Among the records below, find the lines that contain "JSON" and copy each of them.

======== INPUT ========

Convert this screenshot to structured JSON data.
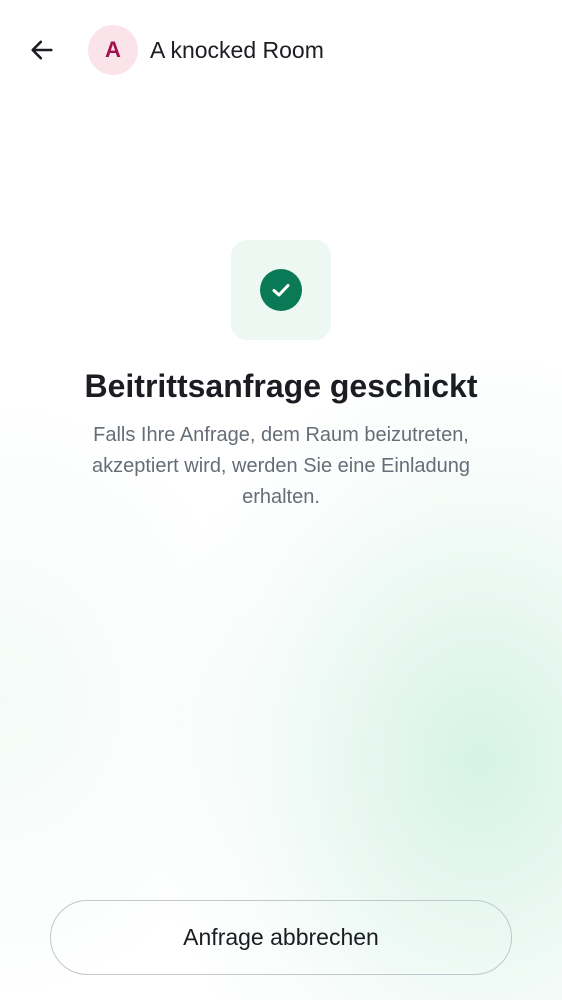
{
  "header": {
    "back_icon": "arrow-left-icon",
    "avatar_letter": "A",
    "room_name": "A knocked Room"
  },
  "status": {
    "icon": "check-circle-icon",
    "title": "Beitrittsanfrage geschickt",
    "description": "Falls Ihre Anfrage, dem Raum beizutreten, akzeptiert wird, werden Sie eine Einladung erhalten."
  },
  "actions": {
    "cancel_label": "Anfrage abbrechen"
  },
  "colors": {
    "accent": "#0a7a56",
    "avatar_bg": "#fbe3ea",
    "avatar_text": "#a2124f"
  }
}
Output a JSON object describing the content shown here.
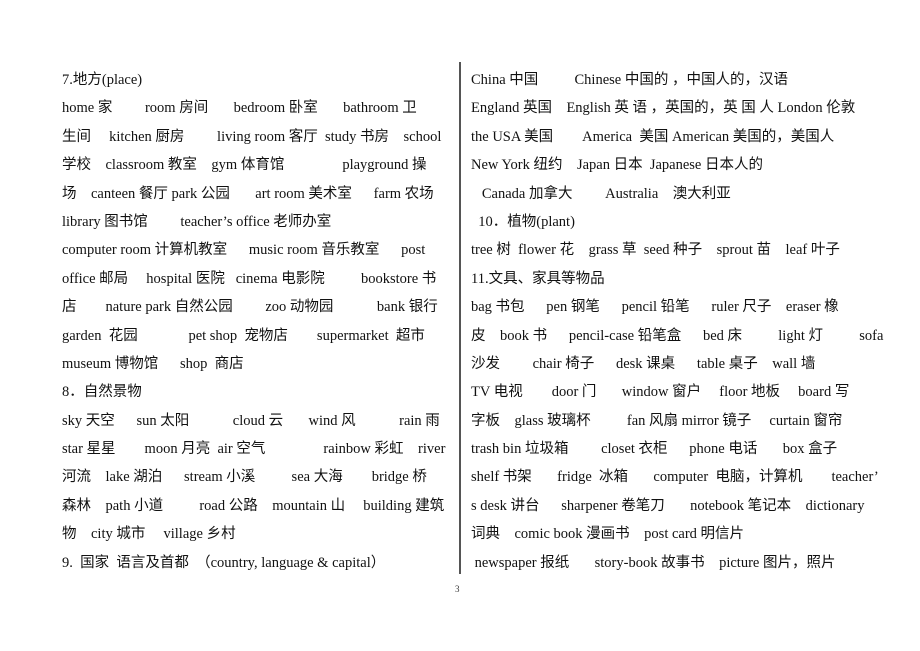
{
  "left_column": {
    "lines": [
      "7.地方(place)",
      "home 家         room 房间       bedroom 卧室       bathroom 卫",
      "生间     kitchen 厨房         living room 客厅  study 书房    school",
      "学校    classroom 教室    gym 体育馆                playground 操",
      "场    canteen 餐厅 park 公园       art room 美术室      farm 农场",
      "library 图书馆         teacher’s office 老师办室",
      "computer room 计算机教室      music room 音乐教室      post",
      "office 邮局     hospital 医院   cinema 电影院          bookstore 书",
      "店        nature park 自然公园         zoo 动物园            bank 银行",
      "garden  花园              pet shop  宠物店        supermarket  超市",
      "museum 博物馆      shop  商店",
      "8．自然景物",
      "sky 天空      sun 太阳            cloud 云       wind 风            rain 雨",
      "star 星星        moon 月亮  air 空气                rainbow 彩虹    river",
      "河流    lake 湖泊      stream 小溪          sea 大海        bridge 桥",
      "森林    path 小道          road 公路    mountain 山     building 建筑",
      "物    city 城市     village 乡村",
      "9.  国家  语言及首都  （country, language & capital）"
    ]
  },
  "right_column": {
    "lines": [
      "China 中国          Chinese 中国的 ，中国人的，汉语",
      "England 英国    English 英 语 ，英国的，英 国 人 London 伦敦",
      "the USA 美国        America  美国 American 美国的，美国人",
      "New York 纽约    Japan 日本  Japanese 日本人的",
      "   Canada 加拿大         Australia    澳大利亚",
      "  10．植物(plant)",
      "tree 树  flower 花    grass 草  seed 种子    sprout 苗    leaf 叶子",
      "11.文具、家具等物品",
      "bag 书包      pen 钢笔      pencil 铅笔      ruler 尺子    eraser 橡",
      "皮    book 书      pencil-case 铅笔盒      bed 床          light 灯          sofa",
      "沙发         chair 椅子      desk 课桌      table 桌子    wall 墙",
      "TV 电视        door 门       window 窗户     floor 地板     board 写",
      "字板    glass 玻璃杯          fan 风扇 mirror 镜子     curtain 窗帘",
      "trash bin 垃圾箱         closet 衣柜      phone 电话       box 盒子",
      "shelf 书架       fridge  冰箱       computer  电脑，计算机        teacher’",
      "s desk 讲台      sharpener 卷笔刀       notebook 笔记本    dictionary",
      "词典    comic book 漫画书    post card 明信片",
      " newspaper 报纸       story-book 故事书    picture 图片，照片"
    ]
  },
  "footer": {
    "page_number": "3"
  }
}
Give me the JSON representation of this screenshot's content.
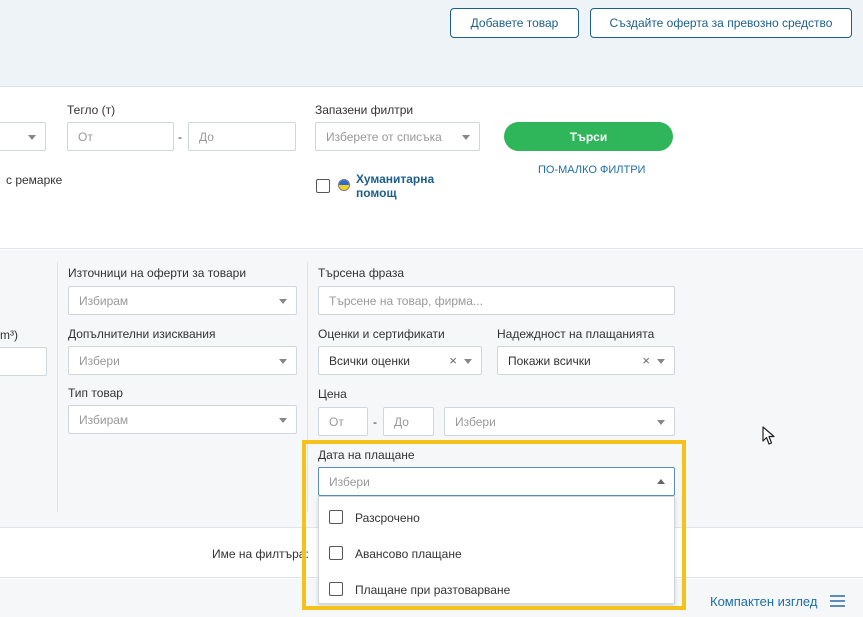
{
  "header": {
    "add_goods_label": "Добавете товар",
    "create_vehicle_offer_label": "Създайте оферта за превозно средство"
  },
  "filters_top": {
    "weight_label": "Тегло (т)",
    "weight_from_placeholder": "От",
    "weight_to_placeholder": "До",
    "weight_dash": "-",
    "saved_filters_label": "Запазени филтри",
    "saved_filters_placeholder": "Изберете от списъка",
    "search_button_label": "Търси",
    "fewer_filters_label": "ПО-МАЛКО ФИЛТРИ",
    "trailer_text": "с ремарке",
    "humanitarian_label_line1": "Хуманитарна",
    "humanitarian_label_line2": "помощ"
  },
  "filters_extended": {
    "cut_label": "m³)",
    "sources_label": "Източници на оферти за товари",
    "sources_placeholder": "Избирам",
    "additional_req_label": "Допълнителни изисквания",
    "additional_req_placeholder": "Избери",
    "goods_type_label": "Тип товар",
    "goods_type_placeholder": "Избирам",
    "search_phrase_label": "Търсена фраза",
    "search_phrase_placeholder": "Търсене на товар, фирма...",
    "ratings_label": "Оценки и сертификати",
    "ratings_value": "Всички оценки",
    "reliability_label": "Надеждност на плащанията",
    "reliability_value": "Покажи всички",
    "clear_symbol": "×",
    "price_label": "Цена",
    "price_from_placeholder": "От",
    "price_to_placeholder": "До",
    "price_dash": "-",
    "price_currency_placeholder": "Избери",
    "payment_date_label": "Дата на плащане",
    "payment_date_placeholder": "Избери",
    "payment_options": [
      {
        "label": "Разсрочено"
      },
      {
        "label": "Авансово плащане"
      },
      {
        "label": "Плащане при разтоварване"
      }
    ]
  },
  "filter_name": {
    "label": "Име на филтъра:"
  },
  "footer": {
    "compact_view_label": "Компактен изглед"
  },
  "colors": {
    "accent_blue": "#1d5f8a",
    "search_green": "#2fb55a",
    "highlight_yellow": "#f4c21a"
  }
}
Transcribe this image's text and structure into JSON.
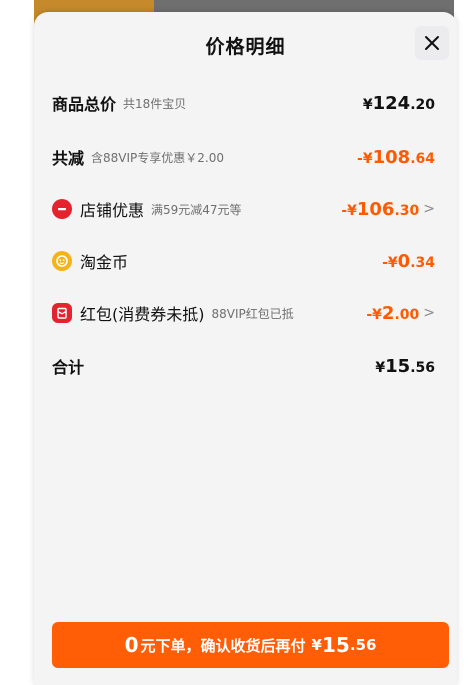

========

RESULT FOR THIS TASK:
Convert this screenshot to structured JSON data.
Output a JSON object describing the content shown here.
Give me the JSON representation of this screenshot's content.
Transcribe this image's text and structure into JSON.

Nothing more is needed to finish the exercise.